    Please check the left hand margins.

  3. Dann"Bear" Freeman

    Very good blog for your visit to conference,I think you picked up on the issues of some of it in your writing.I enjoyed the part where we always thought [so true it is] doctors know best……..well I guess they still do to a degree but I like your mom[ a good friend ] and may others had to go through the trials and tribulations of some docs DID NOT KNOW BEST! We slipped through some of the cracks of good or I should say proper health care and Diagnoses..which leaves many of us in a little bit worse off condition then we might have been………..but life goes on and we can’t really changed the past …its over,gone and done ….we can only try our best to live our life the very best we can with our health issues as they are all the while along with what we hope is a now good doc backing us as to keeping on keeping in our quality and quantity of life as it may be…….I think its very commendable for you as Dana’s son to be there with her and for her in her own way of trying to get more knowledge about this Cancer .
    Bear Of Ohio Living longer to make your day or someone’s

  4. jackr

    Doctors, particularly those you deal with for routine check-ups or anything but major research center consultations, are the medical equivalent of “tech support.”

  5. Chuck Murphy

    Great Blog! I’m the spouse of a carcinoid patient and am following the learning curve. In defense of doctors – with whom I don’t often agree – I can say that I’ve met only one who was dishonest and manipulative and he had nothing to do with my wife’s treatment. Thanks be to God!

    Most doctors do their best but at times they’re like the blind man holding the elephant’s tail. They don’t quite know what they’ve got on their hands. And because they’ve only got a grasp on part of the problem they can only do so much.

    The web is a wonderful thing, however, and knowledge is power.

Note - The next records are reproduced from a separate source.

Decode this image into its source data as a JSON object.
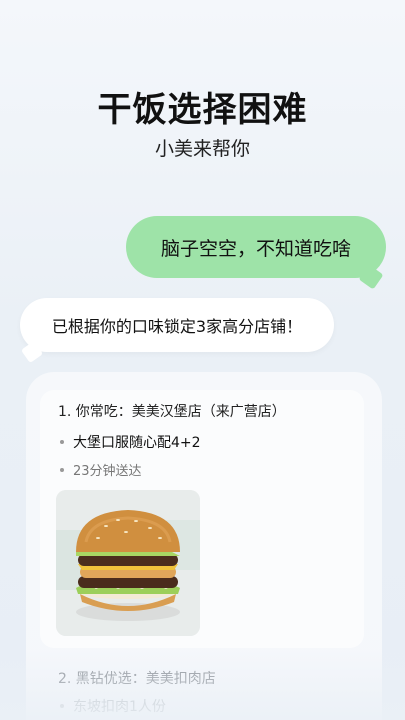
{
  "hero": {
    "title": "干饭选择困难",
    "subtitle": "小美来帮你"
  },
  "chat": {
    "user_message": "脑子空空，不知道吃啥",
    "bot_message": "已根据你的口味锁定3家高分店铺！"
  },
  "card": {
    "shops": [
      {
        "title": "1. 你常吃：美美汉堡店（来广营店）",
        "items": [
          "大堡口服随心配4+2",
          "23分钟送达"
        ],
        "image_icon": "burger-image"
      },
      {
        "title": "2. 黑钻优选：美美扣肉店",
        "items": [
          "东坡扣肉1人份"
        ]
      }
    ]
  },
  "colors": {
    "user_bubble": "#9ee3a8",
    "bot_bubble": "#ffffff",
    "background": "#eaf0f6"
  }
}
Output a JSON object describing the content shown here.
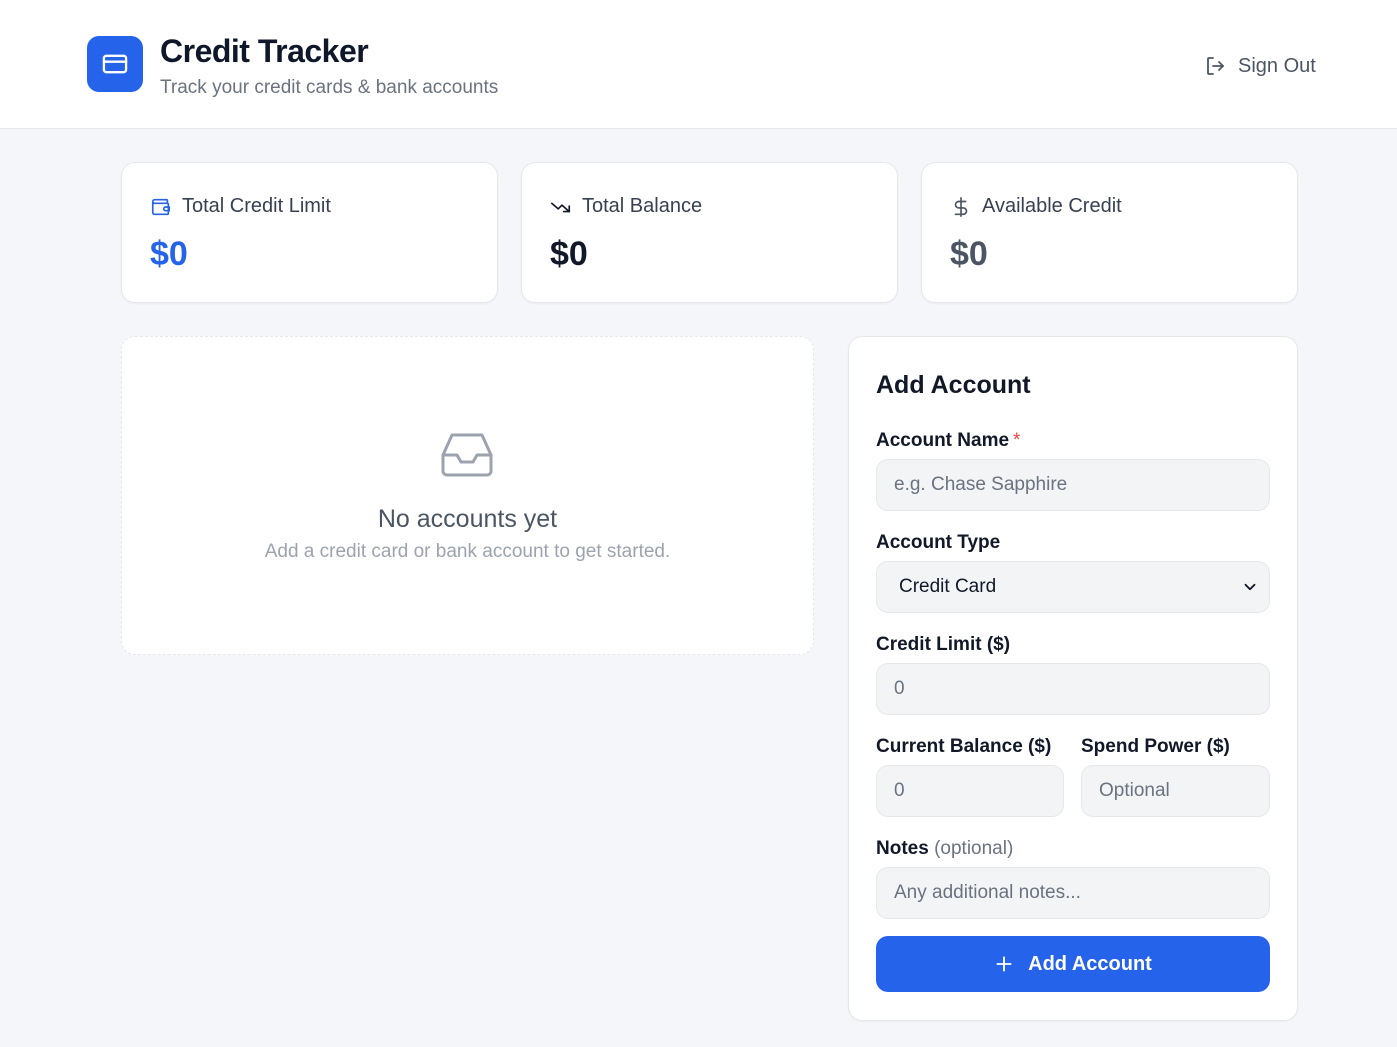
{
  "header": {
    "title": "Credit Tracker",
    "subtitle": "Track your credit cards & bank accounts",
    "sign_out_label": "Sign Out",
    "brand_color": "#2563eb"
  },
  "stats": [
    {
      "label": "Total Credit Limit",
      "value": "$0",
      "icon": "wallet-icon",
      "value_color": "#2563eb"
    },
    {
      "label": "Total Balance",
      "value": "$0",
      "icon": "trending-down-icon",
      "value_color": "#111827"
    },
    {
      "label": "Available Credit",
      "value": "$0",
      "icon": "dollar-icon",
      "value_color": "#4b5563"
    }
  ],
  "empty_state": {
    "icon": "inbox-icon",
    "title": "No accounts yet",
    "subtitle": "Add a credit card or bank account to get started."
  },
  "form": {
    "title": "Add Account",
    "account_name": {
      "label": "Account Name",
      "required_mark": "*",
      "placeholder": "e.g. Chase Sapphire",
      "value": ""
    },
    "account_type": {
      "label": "Account Type",
      "selected": "Credit Card"
    },
    "credit_limit": {
      "label": "Credit Limit ($)",
      "placeholder": "0",
      "value": ""
    },
    "current_balance": {
      "label": "Current Balance ($)",
      "placeholder": "0",
      "value": ""
    },
    "spend_power": {
      "label": "Spend Power ($)",
      "placeholder": "Optional",
      "value": ""
    },
    "notes": {
      "label": "Notes",
      "label_suffix": "(optional)",
      "placeholder": "Any additional notes...",
      "value": ""
    },
    "submit_label": "Add Account"
  }
}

We can only help we love by educating ourselves and our doctors. Most of my wife’s Doctors have been fantastic and they have all been patient and caring. If I have any fault with them at all it is in their hesitance to push harder for a diagnosis on a potentially recurrent carcinoid problem but perhaps it is because they don’t want to treat for what might not be a recurrence at all. We think “time is of the essence” and they think “first of all do no harm.”